Unsurprisingly, fund firms have enthusiastically greeted news.
“China’s opening up of its private fund market is a huge opportunity … Now, with a full licence in sight, the other half of China’s fund industry would also be opened up to global asset managers,” Mark Li, general manager of Fullerton Shanghai, told AsianInvestor.
“Their investment scopes have been enlarged, enabling them to compete in almost the same way as domestic fund houses … this is a good thing,” agreed Rachel Wang, director of Chinese fund manager research at Morningstar.

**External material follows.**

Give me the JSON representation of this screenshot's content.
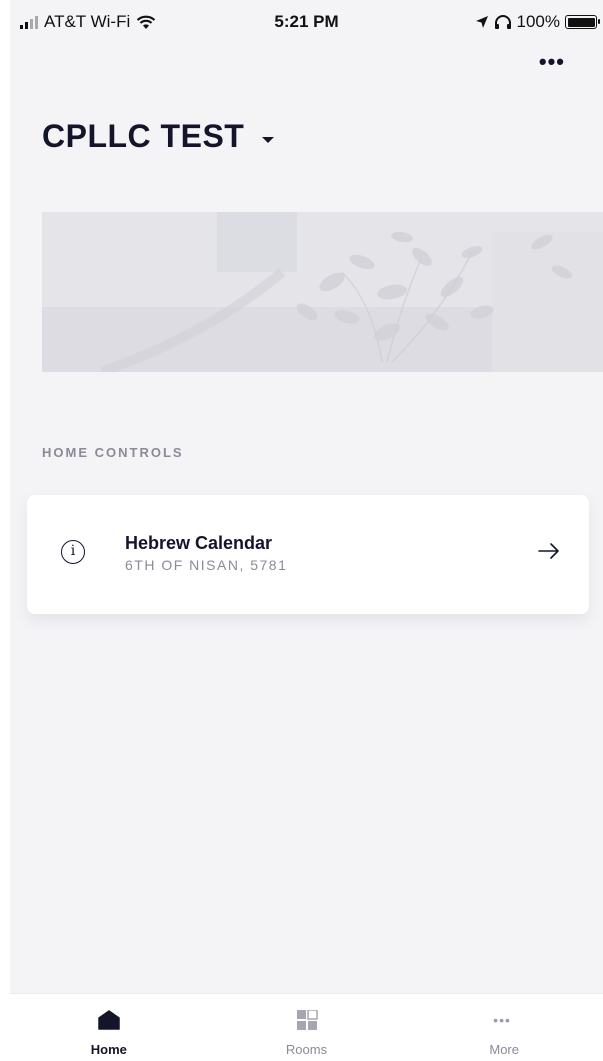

Beijing’s motivation for opening up its fund industry appears to be fairly simple: it wants to encourage more product and service innovation and customisation than local fund managers can offer, particularly to its institutional investors. These asset owners held 45.4% of all fund shares as of June 2019, KPMG said.
“The emergence of foreign asset managers in China is helpful for institutional investors, because these managers will bring in more strategies from overseas markets and drive innovation in the domestic market,” Cliff Sheng, partner at McKinsey & Company, told AsianInvestor.
Foreign managers could particularly help offer new products that focus on absolute alpha and beta, which would help the institutional investors better meet their return targets for specific portfolios, he said.
Absolute alpha strategies, which target absolute returns, require complicated structures and modelling. Institutional investors like pension funds often lack such expertise and so offer such mandates to external managers. They have become more popular globally in recent years.
The entrance of more foreign managers means that a larger array of investment houses will be able to deliver on such niche strategies. In addition international fund managers also tend to be better than local firms at offering exchange-traded funds or smart-beta products, which target beta returns, he added.
While Chinese fund houses offer many traditional strategies like growth and value investing, foreign asset managers could seek to offer less developed alternative strategies such as multi-asset, absolute return and quantitative strategies. That would help to evolve this investment space in China, Leo Shen, wealth business leader for China at Mercer, told AsianInvestor.
The entrance of more foreign fund houses could even help expand the investible available investment universes. Currently investors are largely forced to invest in onshore assets, and there are many constraints over product structures and how they can use derivatives. But foreign players could use their offshore experience to lobby for and promote the innovation of new investment products, Shen added.
“It’s good to see more top-notched fund houses enter the China market as they can bring better investment management ideas to the industry,” Benjamin Deng, group chief investment officer of China Pacific Insurance Company, told AsianInvestor.
Introducing more foreign managers may also help to instill western investment philosophies, such as investment fundamentals over shorter term speculation. Building an appreciation of this approach would also benefit China’s capital markets, which are often very volatile, Wang of Morningstar added.
This story was adapted from a feature that originally appeared in AsianInvestor's Autumn 2019 magazine.